Joel Sorensen as Rodriguez, Simeon Esper as Juan, Micaëla Oeste as Pedro, and Susannah Biller as Garcias, the lively quartet of Dulcinea’s suitors, contributed vocal and dramatic vivacity to the narrative. (And who doesn’t love seeing a woman, albeit dressed as a man, sporting a sword?)
Conductor Karen Keltner demonstrated her remarkable affinity for French repertoire by making the score come alive, alternating between highly charged energy and graceful delicacy. Keturah Stickann’s stage direction made use of her background as a choreographer by adding subtle touches and details to the characters’ movements, all of which seemed natural and well integrated, and marrying the cleverness and poignancy of the libretto with affecting, uncontrived actions.
San Diego Opera is justifiably proud of having created this production. Ralph Funicello’s simple, handsome set designs were superbly effective, giving each of the five acts its own individual atmosphere, and his imaginative solution for the horse and donkey worked well: both were very lifelike and moved nicely for the needs of the characters. The lit up, spinning windmills with their realistic knight-errant attached were fascinating to watch. Marie Barrett’s magical lighting design was strikingly highlighted by the splendid carpet of stars on the sky drop. Kristina Cobarrubia’s vivacious flamenco-style choreography, made more charming by the participation of children, and the symbolic love-rejection-heartbreak mime adding poignancy to Act Four, were enhanced by Missy West’s beautifully detailed costumes. Kudos should go to the expert stage crew for the numerous quick scenery changes required of them during the evening.
video: “When at the end Don Quichotte is dying and he’s telling Sancho, ‘Do you remember I promised you castles, land, even an island? Now that we are at the end, take this island, the island of my heart… of my poetry… as an inheritance’… I think that music is this island. Music with the emotions that can transfer to somebody who has a sensibility for it, is amazing… something everybody should receive, put in his heart, and keep forever. It makes everybody better... for a few hours you can live in what would be your ideal place.”
The symbolism of this “magic island” would not be lost on any of us here in San Diego. But what matters most about last night’s opening is the incredible work of a devoted team of soloists, choristers, dancers, musicians, directors, designers, stage hands, staff, and countless others who, under exceptionally difficult conditions over these past weeks, banded together to create a distinctly unique “magic island” for its audience.
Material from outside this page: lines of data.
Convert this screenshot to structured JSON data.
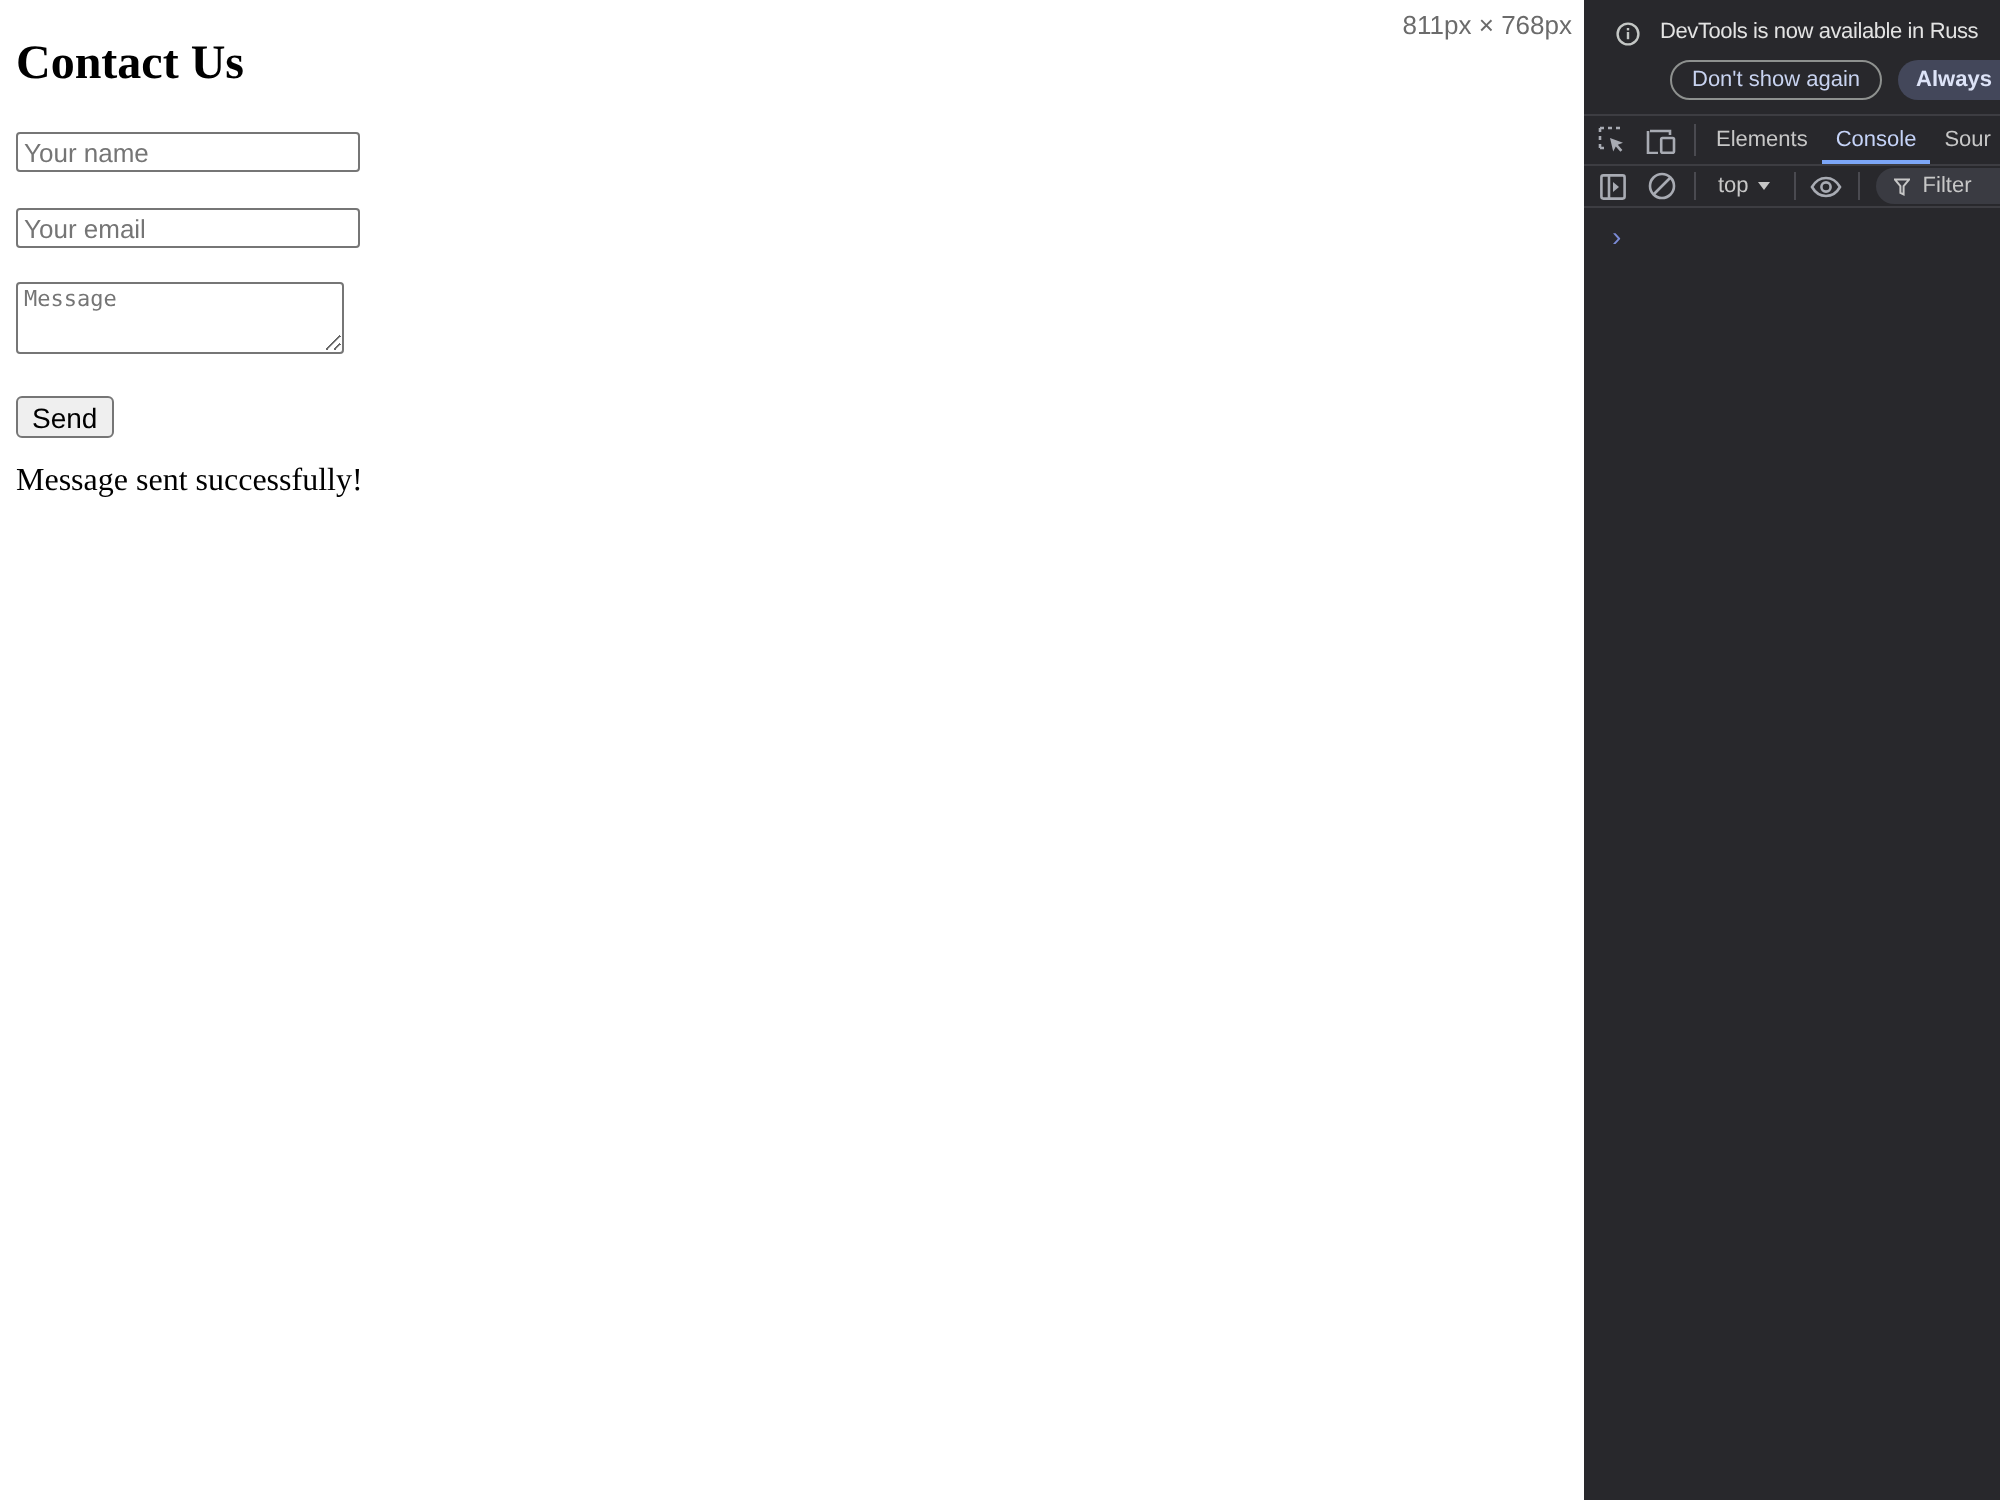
{
  "viewport_size": "811px × 768px",
  "page": {
    "heading": "Contact Us",
    "fields": [
      {
        "kind": "input",
        "placeholder": "Your name"
      },
      {
        "kind": "input",
        "placeholder": "Your email"
      },
      {
        "kind": "textarea",
        "placeholder": "Message"
      }
    ],
    "submit_button": "Send",
    "status_message": "Message sent successfully!"
  },
  "devtools": {
    "notice": {
      "text": "DevTools is now available in Russ",
      "buttons": [
        {
          "kind": "outline",
          "label": "Don't show again"
        },
        {
          "kind": "filled",
          "label": "Always"
        }
      ]
    },
    "tabs": [
      {
        "label": "Elements",
        "selected": false
      },
      {
        "label": "Console",
        "selected": true
      },
      {
        "label": "Sour",
        "selected": false
      }
    ],
    "toolbar": {
      "context": "top",
      "filter_placeholder": "Filter"
    },
    "console_prompt": "›"
  }
}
This was an accomplishment that, no matter the eventual outcome of the Opera’s current situation, will forever endure in our hearts and minds.
Photos used by permission of San Diego Opera
Last photo by John Menier, used by permission of UCSD-TV
Last photo by John Menier, used by permission of UCSD-TV
Erica Miner can be contacted at firstname.lastname@example.org